I've always been nearsighted, but my vision hasn't been too bad.
I typically had to wear glasses only while doing certain tasks.
When my right eye got worse, it made me anxious, and I decided to get laser eye surgery.
Nearsightedness runs in my family, and I had to start wearing glasses for some things when I was about 11 years old. I've always found wearing glasses slightly annoying, but I could tolerate wearing them when using the computer or looking at the board at school or college if it meant not getting as many eye-strain headaches.
I've always had almost 20/20 vision in my left eye, but over the past couple of years, my right eye has become increasingly nearsighted, perhaps partly because I work full time on my computer. This coincided with an intense bout of health anxiety.
As my vision declined in my right eye, I began to struggle with lights at night, something I was convinced was a sign of a deadly disease — or my impending blindness. Instead of putting on my glasses only while working at my computer, I started to wear them all the time.
I began to consider laser eye surgery as a solution
For the first time in my life, I began to seriously think about getting laser eye surgery. I've always been quite squeamish about my eyes — though I do use dry eye drops, I've been too nervous to ever go near contacts — so it was never something I'd imagined myself considering.
But I was tired of worrying about my eyes and assuming every symptom of nearsightedness, and their very different prescriptions, was something serious.
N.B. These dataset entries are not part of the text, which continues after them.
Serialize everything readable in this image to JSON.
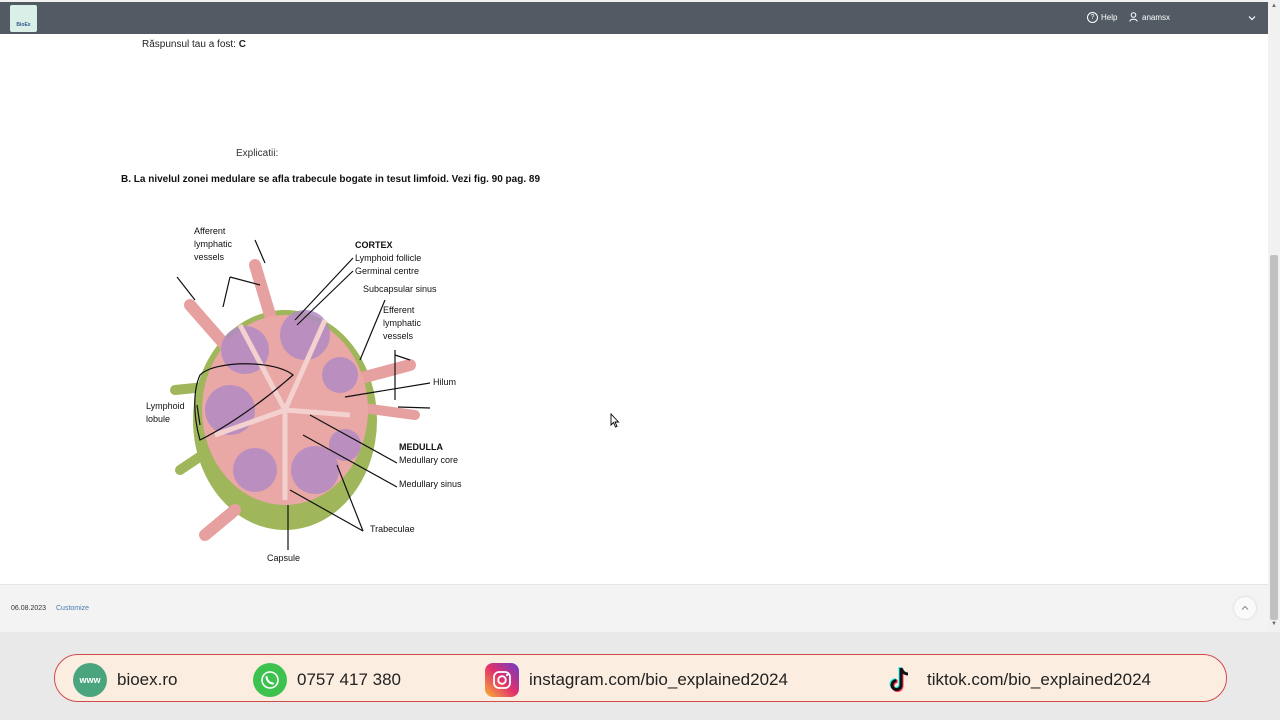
{
  "header": {
    "logo_text": "BioEx",
    "help_label": "Help",
    "user_label": "anamsx"
  },
  "content": {
    "answer_prefix": "Răspunsul tau a fost:",
    "answer_value": "C",
    "explanation_label": "Explicatii:",
    "explanation_text": "B. La nivelul zonei medulare se afla trabecule bogate in tesut limfoid. Vezi fig. 90 pag. 89"
  },
  "figure": {
    "labels": {
      "afferent": "Afferent\nlymphatic\nvessels",
      "cortex": "CORTEX",
      "lymphoid_follicle": "Lymphoid follicle",
      "germinal_centre": "Germinal centre",
      "subcapsular_sinus": "Subcapsular sinus",
      "efferent": "Efferent\nlymphatic\nvessels",
      "hilum": "Hilum",
      "lymphoid_lobule": "Lymphoid\nlobule",
      "medulla": "MEDULLA",
      "medullary_core": "Medullary core",
      "medullary_sinus": "Medullary sinus",
      "trabeculae": "Trabeculae",
      "capsule": "Capsule"
    }
  },
  "footer": {
    "date": "06.08.2023",
    "customize_label": "Customize"
  },
  "banner": {
    "website_icon": "www",
    "website": "bioex.ro",
    "phone": "0757 417 380",
    "instagram": "instagram.com/bio_explained2024",
    "tiktok": "tiktok.com/bio_explained2024",
    "border_color": "#d24b4b",
    "background": "#fbeee0"
  }
}
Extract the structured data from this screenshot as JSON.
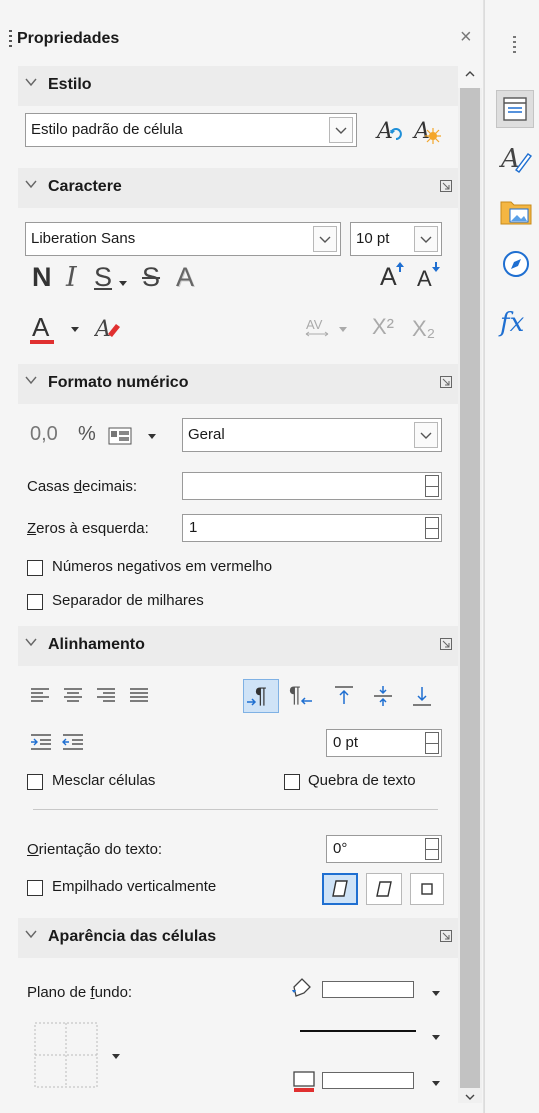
{
  "panel": {
    "title": "Propriedades"
  },
  "style_section": {
    "header": "Estilo",
    "cell_style": "Estilo padrão de célula"
  },
  "character_section": {
    "header": "Caractere",
    "font_name": "Liberation Sans",
    "font_size": "10 pt",
    "bold_glyph": "N",
    "italic_glyph": "I",
    "underline_glyph": "S",
    "strike_glyph": "S",
    "shadow_glyph": "A",
    "grow_glyph": "A",
    "shrink_glyph": "A",
    "font_color_glyph": "A",
    "superscript": "X²",
    "subscript": "X₂"
  },
  "number_section": {
    "header": "Formato numérico",
    "decimal_glyph": "0,0",
    "percent_glyph": "%",
    "format_value": "Geral",
    "decimals_label": "Casas decimais:",
    "decimals_value": "",
    "leading_zeros_label": "Zeros à esquerda:",
    "leading_zeros_value": "1",
    "negative_red_label": "Números negativos em vermelho",
    "thousands_label": "Separador de milhares"
  },
  "alignment_section": {
    "header": "Alinhamento",
    "indent_value": "0 pt",
    "merge_label": "Mesclar células",
    "wrap_label": "Quebra de texto",
    "orientation_label": "Orientação do texto:",
    "orientation_value": "0°",
    "stacked_label": "Empilhado verticalmente"
  },
  "appearance_section": {
    "header": "Aparência das células",
    "background_label": "Plano de fundo:"
  },
  "deck": {
    "function_glyph": "fx"
  },
  "colors": {
    "accent": "#1f6fd1",
    "font_red": "#e03030"
  }
}
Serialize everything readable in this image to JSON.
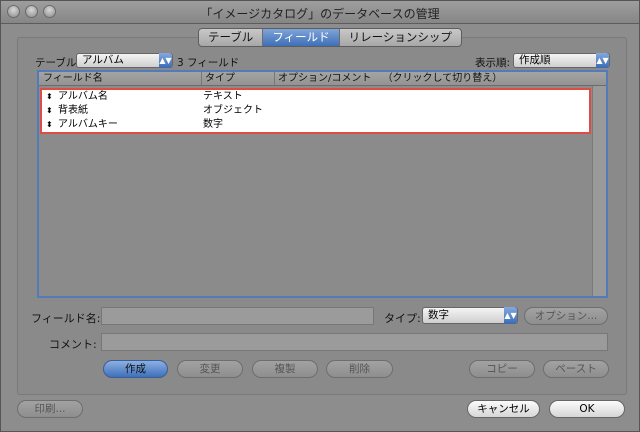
{
  "window": {
    "title": "「イメージカタログ」のデータベースの管理"
  },
  "tabs": [
    {
      "label": "テーブル",
      "active": false
    },
    {
      "label": "フィールド",
      "active": true
    },
    {
      "label": "リレーションシップ",
      "active": false
    }
  ],
  "table_selector": {
    "label": "テーブル:",
    "value": "アルバム",
    "count": "3 フィールド"
  },
  "sort_selector": {
    "label": "表示順:",
    "value": "作成順"
  },
  "columns": {
    "name": "フィールド名",
    "type": "タイプ",
    "options": "オプション/コメント",
    "hint": "（クリックして切り替え）"
  },
  "fields": [
    {
      "name": "アルバム名",
      "type": "テキスト"
    },
    {
      "name": "背表紙",
      "type": "オブジェクト"
    },
    {
      "name": "アルバムキー",
      "type": "数字"
    }
  ],
  "form": {
    "field_name_label": "フィールド名:",
    "field_name_value": "",
    "type_label": "タイプ:",
    "type_value": "数字",
    "options_button": "オプション...",
    "comment_label": "コメント:",
    "comment_value": ""
  },
  "actions": {
    "create": "作成",
    "change": "変更",
    "duplicate": "複製",
    "delete": "削除",
    "copy": "コピー",
    "paste": "ペースト"
  },
  "footer": {
    "print": "印刷...",
    "cancel": "キャンセル",
    "ok": "OK"
  },
  "icons": {
    "close": "close-icon",
    "minimize": "minimize-icon",
    "zoom": "zoom-icon",
    "updown": "updown-arrows-icon",
    "row_handle": "drag-handle-icon"
  },
  "colors": {
    "accent": "#3e6fb8",
    "selection_outline": "#e04c44"
  }
}
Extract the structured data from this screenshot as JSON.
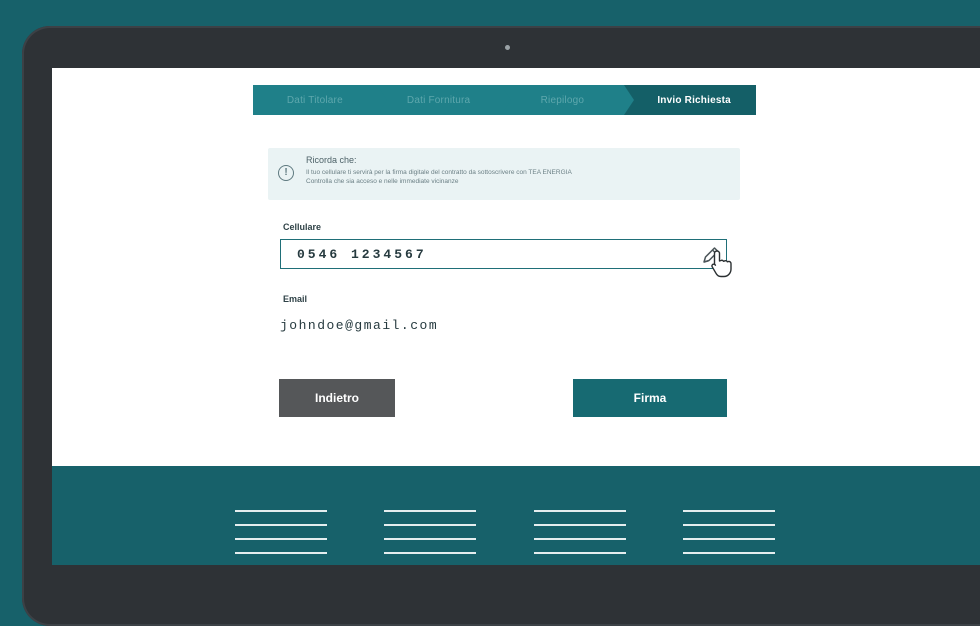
{
  "stepper": {
    "steps": [
      "Dati Titolare",
      "Dati Fornitura",
      "Riepilogo",
      "Invio Richiesta"
    ],
    "active_index": 3
  },
  "info": {
    "title": "Ricorda che:",
    "line1": "Il tuo cellulare ti servirà per la firma digitale del contratto da sottoscrivere con TEA ENERGIA",
    "line2": "Controlla che sia acceso e nelle immediate vicinanze"
  },
  "form": {
    "phone_label": "Cellulare",
    "phone_value": "0546 1234567",
    "email_label": "Email",
    "email_value": "johndoe@gmail.com"
  },
  "buttons": {
    "back_label": "Indietro",
    "sign_label": "Firma"
  },
  "colors": {
    "brand_teal": "#176a72",
    "step_teal": "#1f8089",
    "back_gray": "#555759",
    "info_bg": "#eaf3f4"
  },
  "icons": {
    "info": "info-circle-icon",
    "edit": "pencil-icon",
    "cursor": "hand-cursor-icon"
  }
}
When you search the internet for symptoms such as headaches and double vision, you're told you have a brain tumor or a serious neurological condition — I was so convinced something was seriously wrong that I even had an MRI scan.
Despite coming across a few horror stories related to laser eye surgery of botched procedures and rare side effects, I decided to take the plunge. I had to have various appointments and tests beforehand to ensure that my eyes were the right fit for surgery before booking the procedure.
My biggest worry was that something would go wrong, however improbable, and that I'd be left with lifelong vision issues or, worst-case scenario, lose my sight. Everything went well despite my nerves. My surgeon ran me through the procedure — which I needed only on my right eye — and while the idea of lasers opening up my eye and reshaping my cornea grossed me out, I appreciated him giving me all the information I needed.
Surgery helped both my vision and my anxiety
After surgery, my eye was a little uncomfortable and sensitive to light, but I noticed improvements almost immediately. My dad drove me back from surgery, and I was surprised to find that I could read license plates on cars in front of us using only my right eye.
I went back the following day to make sure there weren't any issues and did so again a month later. It's now been almost a year since my surgery, and I recently had another eye test to check that everything's still in order with my eyes. Fortunately, it is.
My eyesight isn't perfect — I knew before the surgery that I had mild astigmatism in both eyes, which means my vision isn't quite as clear as it would be otherwise, and I have floaters, which, while not a cause for concern, can be quite annoying. Being nearsighted is a risk factor for floaters, so I've had them for a long time, and unfortunately, laser eye surgery doesn't remove them.
Most importantly, my health anxiety is a lot better now. When I was so nearsighted in my right eye, I was thinking about my eyes and my eyesight all the time. Now I don't wear glasses, and there's not such a big discrepancy in prescriptions, so I'm not as worried.
Laser eye surgery might not be for everyone. I have other friends who've also had it, friends who are thinking about it, and friends who say they're way too squeamish. I was happy to wear glasses when my nearsightedness was mild, and I know I'll probably need glasses again for reading when I'm older. But, for me and my health anxiety, getting the surgery was a great decision.
Read the original article on Business Insider